House Republicans notified lawmakers that the chamber will vote Monday evening on other bills. They say that will be their only votes of the day.

President Barack Obama and Senate Republican leader Mitch McConnell said Monday they are near a deal to avoid wide-ranging tax increases and spending cuts - the fiscal cliff - that take effect with the new year.

Both men said they were still bargaining over whether - and how - to avoid $109 billion in cuts to defense and domestic programs that take effect on Wednesday.

It remained unclear whether the Senate would vote Monday.

Congress could pass later legislation retroactively blocking the tax hikes and spending cuts.


WASHINGTON -- Senate Minority Leader Mitch McConnell says he and the White House have agreed on preventing tax hikes that the "fiscal cliff" will trigger after midnight. And he says they are very close to an overall deal that would also prevent budget-wide spending cuts.

The Kentucky Republican did not provide any details. But he said on the Senate floor that lawmakers should pass legislation averting tax increases that would otherwise take effect at the start of New Year's Day.

McConnell spoke after President Barack Obama said in televised remarks from the White House that a deal was in sight.


WASHINGTON -- President Barack Obama says a deal to avert across-the-board tax hikes and programs cuts is "within sight, but not done."

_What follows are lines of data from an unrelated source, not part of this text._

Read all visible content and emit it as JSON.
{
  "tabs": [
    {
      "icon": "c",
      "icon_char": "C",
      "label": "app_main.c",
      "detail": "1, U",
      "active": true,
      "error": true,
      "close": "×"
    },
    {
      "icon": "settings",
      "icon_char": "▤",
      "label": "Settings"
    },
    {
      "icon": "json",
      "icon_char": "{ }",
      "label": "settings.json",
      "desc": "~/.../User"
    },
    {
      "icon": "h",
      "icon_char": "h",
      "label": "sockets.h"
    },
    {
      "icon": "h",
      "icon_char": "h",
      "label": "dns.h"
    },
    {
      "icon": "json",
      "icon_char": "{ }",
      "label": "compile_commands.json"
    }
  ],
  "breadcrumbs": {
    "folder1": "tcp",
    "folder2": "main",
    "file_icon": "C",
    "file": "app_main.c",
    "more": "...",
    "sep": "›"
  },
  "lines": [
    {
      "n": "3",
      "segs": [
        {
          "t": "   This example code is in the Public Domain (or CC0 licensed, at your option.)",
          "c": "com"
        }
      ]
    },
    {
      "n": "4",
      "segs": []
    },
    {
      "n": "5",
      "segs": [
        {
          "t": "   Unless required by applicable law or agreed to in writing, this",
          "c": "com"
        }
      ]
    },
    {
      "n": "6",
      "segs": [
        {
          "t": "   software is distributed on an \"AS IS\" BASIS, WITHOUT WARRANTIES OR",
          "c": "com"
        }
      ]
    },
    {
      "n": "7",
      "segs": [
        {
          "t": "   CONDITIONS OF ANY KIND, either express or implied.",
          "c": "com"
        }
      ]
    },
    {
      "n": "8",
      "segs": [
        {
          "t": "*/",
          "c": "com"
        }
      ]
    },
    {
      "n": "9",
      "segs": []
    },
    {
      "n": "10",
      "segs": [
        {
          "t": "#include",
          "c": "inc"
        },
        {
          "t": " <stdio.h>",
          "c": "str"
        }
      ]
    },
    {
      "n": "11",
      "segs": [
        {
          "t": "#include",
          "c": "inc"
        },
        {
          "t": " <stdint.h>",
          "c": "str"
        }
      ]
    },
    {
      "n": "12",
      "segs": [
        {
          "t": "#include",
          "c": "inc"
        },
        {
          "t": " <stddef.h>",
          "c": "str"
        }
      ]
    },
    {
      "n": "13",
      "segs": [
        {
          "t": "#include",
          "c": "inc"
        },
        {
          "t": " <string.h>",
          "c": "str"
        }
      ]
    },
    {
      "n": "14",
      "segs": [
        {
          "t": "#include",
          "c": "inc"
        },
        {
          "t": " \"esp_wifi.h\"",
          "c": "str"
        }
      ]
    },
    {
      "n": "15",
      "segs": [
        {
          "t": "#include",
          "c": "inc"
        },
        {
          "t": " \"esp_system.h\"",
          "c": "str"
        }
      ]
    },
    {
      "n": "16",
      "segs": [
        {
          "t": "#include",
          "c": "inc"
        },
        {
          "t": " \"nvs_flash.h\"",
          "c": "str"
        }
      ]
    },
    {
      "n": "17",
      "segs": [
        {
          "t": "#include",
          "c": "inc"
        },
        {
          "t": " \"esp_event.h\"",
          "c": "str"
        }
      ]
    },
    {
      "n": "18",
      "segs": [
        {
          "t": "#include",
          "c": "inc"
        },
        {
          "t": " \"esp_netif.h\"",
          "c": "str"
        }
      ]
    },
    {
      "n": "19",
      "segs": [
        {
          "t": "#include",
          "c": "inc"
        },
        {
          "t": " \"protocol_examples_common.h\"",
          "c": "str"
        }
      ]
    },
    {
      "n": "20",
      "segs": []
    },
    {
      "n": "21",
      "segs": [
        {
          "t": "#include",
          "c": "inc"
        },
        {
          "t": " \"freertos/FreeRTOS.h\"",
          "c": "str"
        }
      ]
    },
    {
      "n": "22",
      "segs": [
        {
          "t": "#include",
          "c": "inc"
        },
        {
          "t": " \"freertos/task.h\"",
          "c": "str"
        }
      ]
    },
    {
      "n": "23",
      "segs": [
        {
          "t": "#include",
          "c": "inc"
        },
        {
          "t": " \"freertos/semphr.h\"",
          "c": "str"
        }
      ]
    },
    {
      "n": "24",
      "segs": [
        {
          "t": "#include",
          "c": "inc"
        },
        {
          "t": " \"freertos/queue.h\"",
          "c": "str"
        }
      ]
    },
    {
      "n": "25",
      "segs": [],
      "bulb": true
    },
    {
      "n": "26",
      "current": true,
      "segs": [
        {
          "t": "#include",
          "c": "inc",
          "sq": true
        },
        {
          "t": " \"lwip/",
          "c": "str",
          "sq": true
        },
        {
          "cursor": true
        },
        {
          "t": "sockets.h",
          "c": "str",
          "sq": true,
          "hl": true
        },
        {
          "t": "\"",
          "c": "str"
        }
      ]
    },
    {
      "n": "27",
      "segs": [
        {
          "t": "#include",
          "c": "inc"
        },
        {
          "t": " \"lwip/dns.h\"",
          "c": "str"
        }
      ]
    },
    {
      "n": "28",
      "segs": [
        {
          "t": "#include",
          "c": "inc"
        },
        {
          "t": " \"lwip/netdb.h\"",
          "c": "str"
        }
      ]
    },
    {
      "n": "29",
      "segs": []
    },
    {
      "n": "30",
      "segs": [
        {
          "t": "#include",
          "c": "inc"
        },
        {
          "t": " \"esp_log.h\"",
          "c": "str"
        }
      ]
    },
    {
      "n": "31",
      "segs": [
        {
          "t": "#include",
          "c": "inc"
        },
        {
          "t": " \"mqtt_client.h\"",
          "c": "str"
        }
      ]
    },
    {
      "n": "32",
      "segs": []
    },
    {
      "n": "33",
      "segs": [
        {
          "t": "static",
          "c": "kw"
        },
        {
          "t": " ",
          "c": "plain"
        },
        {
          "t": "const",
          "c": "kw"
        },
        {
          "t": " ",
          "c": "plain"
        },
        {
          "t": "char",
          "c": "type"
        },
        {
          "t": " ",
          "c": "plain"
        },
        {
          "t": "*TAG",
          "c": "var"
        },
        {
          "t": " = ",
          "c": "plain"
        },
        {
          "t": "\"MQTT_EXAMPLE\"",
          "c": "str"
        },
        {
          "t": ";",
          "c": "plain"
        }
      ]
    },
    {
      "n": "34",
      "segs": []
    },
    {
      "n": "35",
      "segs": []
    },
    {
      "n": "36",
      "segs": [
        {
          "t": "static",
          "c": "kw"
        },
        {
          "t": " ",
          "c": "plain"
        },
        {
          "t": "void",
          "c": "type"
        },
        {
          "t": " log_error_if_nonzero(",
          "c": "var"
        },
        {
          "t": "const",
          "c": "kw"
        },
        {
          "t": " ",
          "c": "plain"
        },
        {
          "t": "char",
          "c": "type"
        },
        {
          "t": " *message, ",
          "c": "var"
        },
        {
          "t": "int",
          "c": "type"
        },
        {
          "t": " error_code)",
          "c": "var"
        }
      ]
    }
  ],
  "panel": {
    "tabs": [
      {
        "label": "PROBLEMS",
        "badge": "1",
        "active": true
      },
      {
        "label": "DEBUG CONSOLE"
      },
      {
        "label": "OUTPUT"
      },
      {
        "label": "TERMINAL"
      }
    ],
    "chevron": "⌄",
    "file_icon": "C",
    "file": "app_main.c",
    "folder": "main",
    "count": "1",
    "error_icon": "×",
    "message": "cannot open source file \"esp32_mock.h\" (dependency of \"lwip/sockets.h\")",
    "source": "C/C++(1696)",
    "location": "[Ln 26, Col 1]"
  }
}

The president offered the update during a White House news briefing with a group of middle-income Americans standing with him. He said the last thing people want to hear on New Year's Eve is "another speech," but that he had to "talk about progress being made."

Obama said middle class families, businesses and the nation can't afford the kind of tax hikes that would go into effect tomorrow if there is no agreement. He called that possibility "a pressing concern on people's minds."

People aware of the talks say the potential agreement would extend tax cuts to households earning up to $450,000 but that divisions remain over spending cuts.

The president said the potential agreement would extend unemployment benefits for 2 million people. Obama said the deal would also include the extension of numerous tax credits including those for college tuition, families with children and clean energy.

Obama said he would have preferred "a grand bargain" to solve of the tax and spending problems but is hopeful Congress will approve the proposal being shaped.